The diverse bioreactor market, consisting of glass, stainless steel, and plastic, has been heating up as the center of gravity for industrial and pharmaceutical biotechnology disperses away from Europe and the U.S. to Asia, South America, and the Pacific Rim.
“New markets are emerging especially in biofuels and second- and third-generation bioprocesses,” says Eric Abellan, product manager for bioreactors at Infors. Interest in application-specific bioreactors and incubation shakers for photosynthesis and simultaneous scarification and fermentation is increasing, as well.
Bioreactors have always been specified on the basis of performance and quality, but increasingly the emphasis is shifting to capabilities that provide process understanding to support quality by design. Thus, increased demand for new sensors or measurement systems, adaptive software environments, design of experiment capability, and a renewed interest in glass and stainless reactors.
Each bioreactor, Abellan says, sits at the center of a bioprocess “ecosystem” where flexibility, particularly with respect to sensor technology, is highly desirable.

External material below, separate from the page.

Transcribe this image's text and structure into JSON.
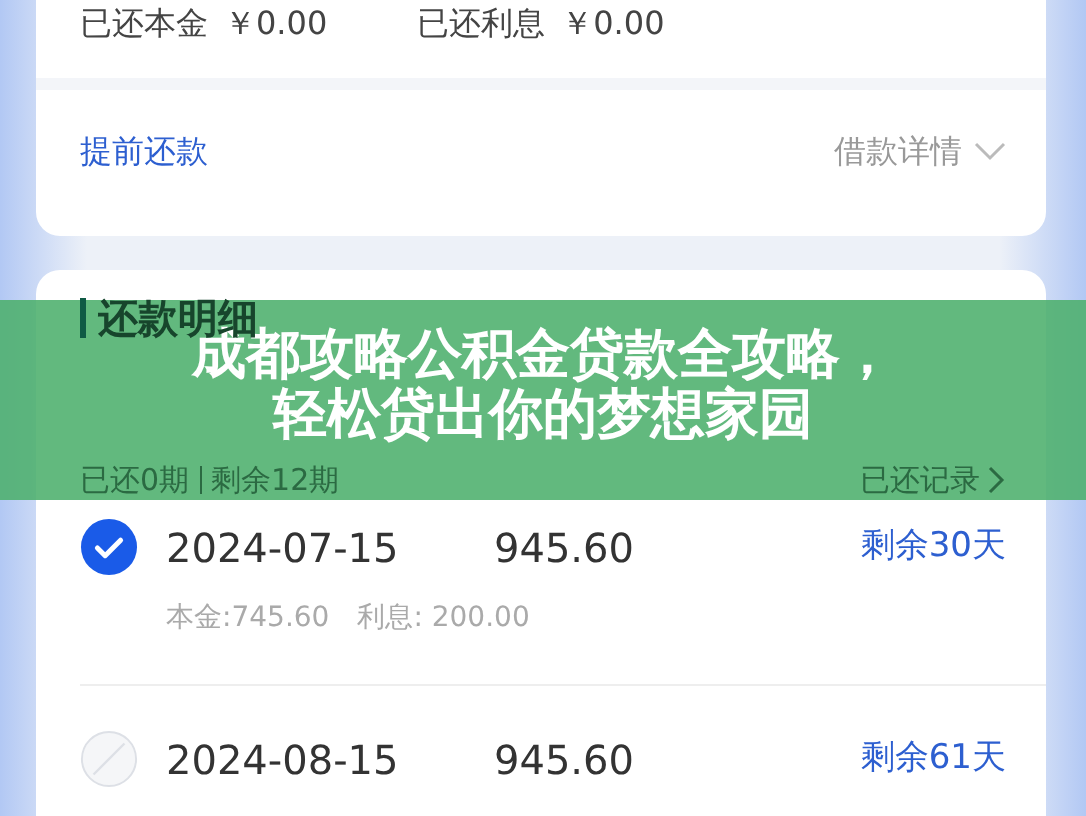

These factors continue to make glass and stainless steel bioreactors the process vessels of choice for many nonmammalian cells and organisms, and for several key industries.
For one of Infors’ niche markets, biofuels, single-use equipment is mostly limited to downstream processing and what Abellan calls “peripheral equipment such as harvest bags or media prep tanks.”
He notes that for smaller fermentations and development-stage processes, glass bioreactors may be superior to stainless steel due to greater ease of cleaning. Infors recently launched LabCIP, a cleaning and sterilization-in-place device developed for the company’s Labfors 5 benchtop glass bioreactor. “This allows a faster turnover thanks to the overnight automatic cleaning and sterilization of the vessel, which shifts operator effort away from cleaning to more productive tasks,” he says.
Erik Kakes, co-owner of Applikon Biotechnology, observes that glass bioreactors dominate in many development settings. Applikon sells uncontrolled bioreactors (without sensors) as small as 200 µL in volume. Its controlled units range from 3 mL working volume, through benchtop scale and up to 4,000 liters.
Smaller systems used in R&D provide all the benefits of parallelism: The ability to run multiple conditions, collect data simultaneously, and fit reactors with sensors, mixers, pressure devices, and other goodies that would be difficult to implement in plastic. Single-use systems at the same scale lack this level of flexibility.
“With disposables, you have to work with what you get,” Kakes tells GEN. Applikon claims full scalability, up to production levels. Depending on the scale, units are autoclaved in multiples, which reduces cleaning effort. “The advantages of running things in parallel extend to cleaning,” Kakes says.
Universities, which lack the resources to replace a bioreactor after each use, are another sweet spot for stainless and glass. The versatility provided by stainless steel and glass are exactly what research centers look for, Kakes says. “They want to customize, play around with the design, and build whatever it is they’re thinking of,” he says.
Another preferred venue for fixed tanks are single-product facilities. Yes, cleaning and related validation can be a burden for these facilities, mainly in terms of time and facility utilization. “However, labor related to sanitization is minimal as cleaning regimens are virtually automatic. You lose some time, but you need not invest in large quantities of plastics,” says Kakes.